|International Classification||B23D51/16, F16D7/08, F16D7/02, B23D49/16|
|Cooperative Classification||B23D49/162, B23D51/16, B25D2217/0088, F16D7/08, F16D7/025|
|European Classification||B23D49/16B, B23D51/16, F16D7/02D2, F16D7/08|
|May 18, 1995||AS||Assignment|
Owner name: MILWAUKEE ELECTRIC TOOL CORPORATION, WISCONSIN
Free format text: ASSIGNMENT OF ASSIGNORS INTEREST;ASSIGNOR:BEDNAR, THOMAS RICHARD;REEL/FRAME:007497/0380
Effective date: 19950411
|Jan 10, 2000||FPAY||Fee payment|
Year of fee payment: 4
|Apr 22, 2004||FPAY||Fee payment|
Year of fee payment: 8
|Apr 22, 2008||FPAY||Fee payment|
Year of fee payment: 12

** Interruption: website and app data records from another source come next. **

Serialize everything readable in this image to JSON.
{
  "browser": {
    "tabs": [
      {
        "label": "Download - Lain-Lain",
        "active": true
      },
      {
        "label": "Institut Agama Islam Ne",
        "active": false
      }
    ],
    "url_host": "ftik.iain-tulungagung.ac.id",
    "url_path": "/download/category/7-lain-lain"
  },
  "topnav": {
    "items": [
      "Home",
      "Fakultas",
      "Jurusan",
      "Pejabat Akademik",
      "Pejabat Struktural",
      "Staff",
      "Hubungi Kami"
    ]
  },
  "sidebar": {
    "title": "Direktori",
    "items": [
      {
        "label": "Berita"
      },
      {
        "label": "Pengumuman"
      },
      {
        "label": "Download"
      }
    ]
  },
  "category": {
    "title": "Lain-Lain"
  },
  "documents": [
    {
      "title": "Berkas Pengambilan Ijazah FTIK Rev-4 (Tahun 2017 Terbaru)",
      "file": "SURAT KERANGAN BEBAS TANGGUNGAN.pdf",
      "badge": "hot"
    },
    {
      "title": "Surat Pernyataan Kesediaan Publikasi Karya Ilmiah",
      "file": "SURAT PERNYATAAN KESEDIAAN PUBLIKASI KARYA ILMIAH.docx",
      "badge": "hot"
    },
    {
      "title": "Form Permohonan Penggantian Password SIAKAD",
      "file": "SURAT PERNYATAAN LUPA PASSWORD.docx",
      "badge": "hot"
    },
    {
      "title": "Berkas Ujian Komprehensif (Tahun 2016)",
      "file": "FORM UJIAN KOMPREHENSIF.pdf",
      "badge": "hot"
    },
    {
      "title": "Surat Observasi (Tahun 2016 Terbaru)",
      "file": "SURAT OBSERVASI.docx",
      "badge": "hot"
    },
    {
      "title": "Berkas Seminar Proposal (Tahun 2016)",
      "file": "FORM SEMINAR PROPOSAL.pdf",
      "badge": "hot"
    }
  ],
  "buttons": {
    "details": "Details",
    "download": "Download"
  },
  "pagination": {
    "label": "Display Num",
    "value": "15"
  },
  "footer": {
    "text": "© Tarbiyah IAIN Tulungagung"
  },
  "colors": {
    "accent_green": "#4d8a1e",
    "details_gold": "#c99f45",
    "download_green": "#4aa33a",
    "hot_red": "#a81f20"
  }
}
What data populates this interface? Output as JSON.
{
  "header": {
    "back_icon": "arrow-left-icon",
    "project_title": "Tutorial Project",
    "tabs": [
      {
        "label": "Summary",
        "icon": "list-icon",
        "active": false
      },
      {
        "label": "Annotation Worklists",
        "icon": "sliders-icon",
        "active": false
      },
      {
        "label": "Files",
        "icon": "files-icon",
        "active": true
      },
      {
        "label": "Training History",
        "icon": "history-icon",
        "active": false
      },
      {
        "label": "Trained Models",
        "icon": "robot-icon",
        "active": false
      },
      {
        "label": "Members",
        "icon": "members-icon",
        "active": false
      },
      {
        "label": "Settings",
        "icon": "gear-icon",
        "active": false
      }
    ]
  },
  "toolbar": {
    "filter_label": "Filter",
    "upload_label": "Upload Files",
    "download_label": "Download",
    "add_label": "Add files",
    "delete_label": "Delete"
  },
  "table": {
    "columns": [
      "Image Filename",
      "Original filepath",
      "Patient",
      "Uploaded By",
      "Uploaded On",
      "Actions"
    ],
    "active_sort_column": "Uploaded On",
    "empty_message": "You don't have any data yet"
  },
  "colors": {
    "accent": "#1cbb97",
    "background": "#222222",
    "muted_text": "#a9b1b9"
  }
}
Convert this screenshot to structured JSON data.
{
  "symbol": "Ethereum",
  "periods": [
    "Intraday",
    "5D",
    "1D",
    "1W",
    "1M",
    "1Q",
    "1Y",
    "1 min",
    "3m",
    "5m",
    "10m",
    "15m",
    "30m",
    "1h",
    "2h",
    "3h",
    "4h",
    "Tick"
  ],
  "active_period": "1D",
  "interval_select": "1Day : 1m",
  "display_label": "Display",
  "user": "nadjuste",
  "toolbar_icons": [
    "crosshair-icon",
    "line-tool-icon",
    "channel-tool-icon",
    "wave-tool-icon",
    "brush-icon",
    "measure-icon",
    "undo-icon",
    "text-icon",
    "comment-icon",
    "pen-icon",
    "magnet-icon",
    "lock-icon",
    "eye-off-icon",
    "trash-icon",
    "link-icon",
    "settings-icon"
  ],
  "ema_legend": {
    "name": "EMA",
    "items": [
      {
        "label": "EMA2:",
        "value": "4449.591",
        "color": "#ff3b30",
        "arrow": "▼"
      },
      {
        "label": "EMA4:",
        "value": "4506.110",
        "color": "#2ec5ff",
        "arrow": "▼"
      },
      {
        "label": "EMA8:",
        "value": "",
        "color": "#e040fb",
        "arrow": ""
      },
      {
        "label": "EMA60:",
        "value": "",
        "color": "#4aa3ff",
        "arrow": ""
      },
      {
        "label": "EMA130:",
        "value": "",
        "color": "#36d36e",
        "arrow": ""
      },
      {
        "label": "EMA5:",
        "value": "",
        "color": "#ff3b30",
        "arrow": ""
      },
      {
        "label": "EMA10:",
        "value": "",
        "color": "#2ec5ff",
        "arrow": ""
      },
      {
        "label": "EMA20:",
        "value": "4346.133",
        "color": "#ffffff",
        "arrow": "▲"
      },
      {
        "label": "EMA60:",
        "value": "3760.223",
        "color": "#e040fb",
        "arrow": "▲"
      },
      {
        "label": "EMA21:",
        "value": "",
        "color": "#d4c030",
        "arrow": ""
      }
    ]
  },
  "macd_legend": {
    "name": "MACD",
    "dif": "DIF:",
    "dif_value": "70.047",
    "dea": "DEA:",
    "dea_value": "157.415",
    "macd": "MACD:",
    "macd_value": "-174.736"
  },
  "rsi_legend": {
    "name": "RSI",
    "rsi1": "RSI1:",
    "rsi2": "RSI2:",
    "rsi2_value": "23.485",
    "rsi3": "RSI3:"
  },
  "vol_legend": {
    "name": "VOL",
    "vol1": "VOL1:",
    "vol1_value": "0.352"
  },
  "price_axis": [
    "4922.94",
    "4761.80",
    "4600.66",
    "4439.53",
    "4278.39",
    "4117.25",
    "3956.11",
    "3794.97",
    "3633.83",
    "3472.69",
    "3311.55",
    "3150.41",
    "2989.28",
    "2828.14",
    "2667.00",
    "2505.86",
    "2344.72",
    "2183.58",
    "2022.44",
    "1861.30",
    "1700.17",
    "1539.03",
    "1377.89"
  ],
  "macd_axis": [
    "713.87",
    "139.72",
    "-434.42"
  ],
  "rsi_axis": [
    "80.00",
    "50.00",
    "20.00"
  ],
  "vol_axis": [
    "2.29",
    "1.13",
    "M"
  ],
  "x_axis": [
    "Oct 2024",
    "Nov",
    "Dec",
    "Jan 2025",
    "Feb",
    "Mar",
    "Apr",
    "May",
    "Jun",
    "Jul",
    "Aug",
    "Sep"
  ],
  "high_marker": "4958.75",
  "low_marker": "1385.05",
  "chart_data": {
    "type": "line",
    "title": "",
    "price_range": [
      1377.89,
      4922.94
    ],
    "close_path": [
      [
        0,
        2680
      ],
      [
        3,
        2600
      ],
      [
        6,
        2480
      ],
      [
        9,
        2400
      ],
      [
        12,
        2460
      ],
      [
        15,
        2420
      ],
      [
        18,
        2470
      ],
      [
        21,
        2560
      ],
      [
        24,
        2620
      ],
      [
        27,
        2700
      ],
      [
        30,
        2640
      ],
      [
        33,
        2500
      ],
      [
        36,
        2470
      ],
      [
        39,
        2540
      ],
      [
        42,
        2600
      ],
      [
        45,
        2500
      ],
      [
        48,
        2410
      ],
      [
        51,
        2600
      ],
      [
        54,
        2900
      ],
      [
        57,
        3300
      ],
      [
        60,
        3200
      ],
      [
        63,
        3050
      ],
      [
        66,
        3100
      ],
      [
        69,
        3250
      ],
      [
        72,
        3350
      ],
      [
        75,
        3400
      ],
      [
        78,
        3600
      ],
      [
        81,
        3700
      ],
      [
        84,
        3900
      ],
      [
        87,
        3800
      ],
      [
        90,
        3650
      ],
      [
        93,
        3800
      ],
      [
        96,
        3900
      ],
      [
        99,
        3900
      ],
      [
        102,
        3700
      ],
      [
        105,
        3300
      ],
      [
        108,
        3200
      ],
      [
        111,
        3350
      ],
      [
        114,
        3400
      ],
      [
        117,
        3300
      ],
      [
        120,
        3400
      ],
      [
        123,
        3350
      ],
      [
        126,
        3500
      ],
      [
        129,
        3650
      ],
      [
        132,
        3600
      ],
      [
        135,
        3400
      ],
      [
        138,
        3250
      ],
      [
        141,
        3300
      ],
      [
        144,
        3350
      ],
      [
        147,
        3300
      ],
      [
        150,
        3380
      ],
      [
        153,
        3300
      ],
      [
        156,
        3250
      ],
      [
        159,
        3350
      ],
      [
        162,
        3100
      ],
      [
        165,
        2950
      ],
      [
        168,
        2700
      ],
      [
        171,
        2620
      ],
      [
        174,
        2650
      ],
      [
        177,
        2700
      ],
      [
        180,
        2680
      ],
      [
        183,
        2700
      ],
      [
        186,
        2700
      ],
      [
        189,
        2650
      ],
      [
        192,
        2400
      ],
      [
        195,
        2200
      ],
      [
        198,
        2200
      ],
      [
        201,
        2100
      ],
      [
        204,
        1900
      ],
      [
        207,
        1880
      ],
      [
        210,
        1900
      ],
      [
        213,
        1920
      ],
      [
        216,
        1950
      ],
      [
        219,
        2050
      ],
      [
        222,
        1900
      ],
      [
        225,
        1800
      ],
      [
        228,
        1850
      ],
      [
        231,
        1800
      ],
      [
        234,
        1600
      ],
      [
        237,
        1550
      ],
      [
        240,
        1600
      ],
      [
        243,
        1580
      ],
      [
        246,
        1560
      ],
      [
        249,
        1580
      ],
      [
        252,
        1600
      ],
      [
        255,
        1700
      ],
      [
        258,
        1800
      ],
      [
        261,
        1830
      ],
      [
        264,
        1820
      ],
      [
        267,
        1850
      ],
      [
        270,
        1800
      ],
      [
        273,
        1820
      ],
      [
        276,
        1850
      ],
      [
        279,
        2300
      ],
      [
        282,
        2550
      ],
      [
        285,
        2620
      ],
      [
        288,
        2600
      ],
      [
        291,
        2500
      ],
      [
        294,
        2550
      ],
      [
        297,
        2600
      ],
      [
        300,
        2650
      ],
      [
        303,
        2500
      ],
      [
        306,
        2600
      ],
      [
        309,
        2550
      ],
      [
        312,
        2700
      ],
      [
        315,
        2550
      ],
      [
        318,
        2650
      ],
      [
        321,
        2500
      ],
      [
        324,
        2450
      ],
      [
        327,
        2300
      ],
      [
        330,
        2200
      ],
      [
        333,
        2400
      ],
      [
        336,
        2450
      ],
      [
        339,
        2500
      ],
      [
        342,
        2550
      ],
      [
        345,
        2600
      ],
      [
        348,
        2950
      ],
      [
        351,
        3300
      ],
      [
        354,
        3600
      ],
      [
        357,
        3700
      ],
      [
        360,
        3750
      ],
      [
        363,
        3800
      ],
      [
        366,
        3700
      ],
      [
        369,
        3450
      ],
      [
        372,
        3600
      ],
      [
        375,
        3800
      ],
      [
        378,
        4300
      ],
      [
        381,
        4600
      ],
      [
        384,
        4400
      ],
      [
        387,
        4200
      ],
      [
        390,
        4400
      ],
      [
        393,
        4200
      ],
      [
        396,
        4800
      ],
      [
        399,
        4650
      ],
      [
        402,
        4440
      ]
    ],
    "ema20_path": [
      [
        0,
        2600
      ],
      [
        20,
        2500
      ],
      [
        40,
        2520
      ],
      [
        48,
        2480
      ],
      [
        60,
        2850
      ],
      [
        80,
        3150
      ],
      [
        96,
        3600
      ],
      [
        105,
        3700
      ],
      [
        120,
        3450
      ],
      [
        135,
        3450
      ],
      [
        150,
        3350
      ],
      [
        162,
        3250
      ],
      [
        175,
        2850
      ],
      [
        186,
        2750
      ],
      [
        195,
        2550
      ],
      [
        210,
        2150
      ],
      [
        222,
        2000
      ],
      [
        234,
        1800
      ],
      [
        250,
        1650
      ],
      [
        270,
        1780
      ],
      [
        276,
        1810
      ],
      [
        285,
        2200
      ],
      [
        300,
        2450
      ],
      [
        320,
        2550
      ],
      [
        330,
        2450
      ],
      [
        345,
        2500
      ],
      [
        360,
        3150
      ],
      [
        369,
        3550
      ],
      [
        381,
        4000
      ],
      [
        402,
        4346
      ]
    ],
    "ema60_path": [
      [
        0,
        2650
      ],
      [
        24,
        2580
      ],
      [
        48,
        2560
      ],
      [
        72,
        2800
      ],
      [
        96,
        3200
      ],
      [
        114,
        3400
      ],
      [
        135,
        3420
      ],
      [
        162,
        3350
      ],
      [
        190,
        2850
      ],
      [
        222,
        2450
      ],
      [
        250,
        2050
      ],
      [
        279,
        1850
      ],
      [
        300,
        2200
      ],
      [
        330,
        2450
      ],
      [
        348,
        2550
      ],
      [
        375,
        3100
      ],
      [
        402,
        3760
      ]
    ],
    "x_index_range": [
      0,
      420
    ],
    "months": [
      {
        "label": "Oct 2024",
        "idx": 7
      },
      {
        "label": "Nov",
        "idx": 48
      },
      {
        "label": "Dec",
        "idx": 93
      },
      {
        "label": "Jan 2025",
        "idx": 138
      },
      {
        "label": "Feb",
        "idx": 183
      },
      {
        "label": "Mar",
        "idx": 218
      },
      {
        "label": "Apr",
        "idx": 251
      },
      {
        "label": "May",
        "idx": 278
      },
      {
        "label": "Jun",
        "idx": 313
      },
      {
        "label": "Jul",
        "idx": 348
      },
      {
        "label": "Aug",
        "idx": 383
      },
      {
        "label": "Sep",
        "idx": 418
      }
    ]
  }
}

|Apr 28, 2008||REMI||Maintenance fee reminder mailed|